    Copy & paste the code below to embed this comment.
  11. It’s an argument of who needs to let go of “control”. Do designers accept the way form elements natively look/work? Or do those who create the elements, and the “styling access” to them, need to accept that designers want more control? What do all these JavaScript “fakes” tell us in real terms about what designer’s want? They have been around for years. Is it that all those who create them and use them are thinking incorrectly? Or do we take from this that there must be a need. If there wasn’t a problem then they wouldn’t be so many solutions out there. There’s a level of acceptance of that fact, surely? For me it is a no-brainer. If I spend time creating a design that uses set spacing and colours and compositional treatment - considerations that help re-enforce a brand and also a consistent experience for the user - I want to be able to make those considerations on ALL the things on page. I don’t mind the core functionality of an element being a set standard, but if someone is inside _my_ shop, and they wish to select something from _my_ list, I want that experience to re-enforce where they are, without that whisper of “your browser is X your browser is X your browser is X”. The way I have designed my navigation has no browser UI influence, the fonts I have chosen have no browser influence, why should how my form looks have this visual stamp of browser identity? Designers are supposed to be given control. It is what we do. That is what needs accepting, imo.

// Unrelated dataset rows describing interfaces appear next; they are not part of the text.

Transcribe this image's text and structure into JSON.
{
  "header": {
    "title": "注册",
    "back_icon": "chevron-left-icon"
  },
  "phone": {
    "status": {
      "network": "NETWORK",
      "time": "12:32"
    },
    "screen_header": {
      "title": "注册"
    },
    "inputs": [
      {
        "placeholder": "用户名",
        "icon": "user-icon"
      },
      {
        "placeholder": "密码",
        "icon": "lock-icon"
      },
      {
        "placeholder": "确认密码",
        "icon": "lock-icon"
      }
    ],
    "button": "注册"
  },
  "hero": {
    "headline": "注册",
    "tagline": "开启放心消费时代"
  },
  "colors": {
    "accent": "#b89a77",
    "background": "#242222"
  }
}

    Copy & paste the code below to embed this comment.
  12. I used to believe that as a designer, I should have complete say as to how everything on the page was presented, including the form elements, but over the past couple of years, I’ve come to adopt what I would consider a more responsive approach. There’s a reason OS manufacturers have designed the inputs a certain way, and I would rather err on the side of user familiarity than give the user something that might confuse him/her even more. Granted, there have certainly been use cases of form element redesigns improving UX (the select input, we can all agree, is notoriously terrible for any great amount of data), but for the most part, the user has already chosen what they want by the purchase of their device. I think I as the designer should respect that.
    Copy & paste the code below to embed this comment.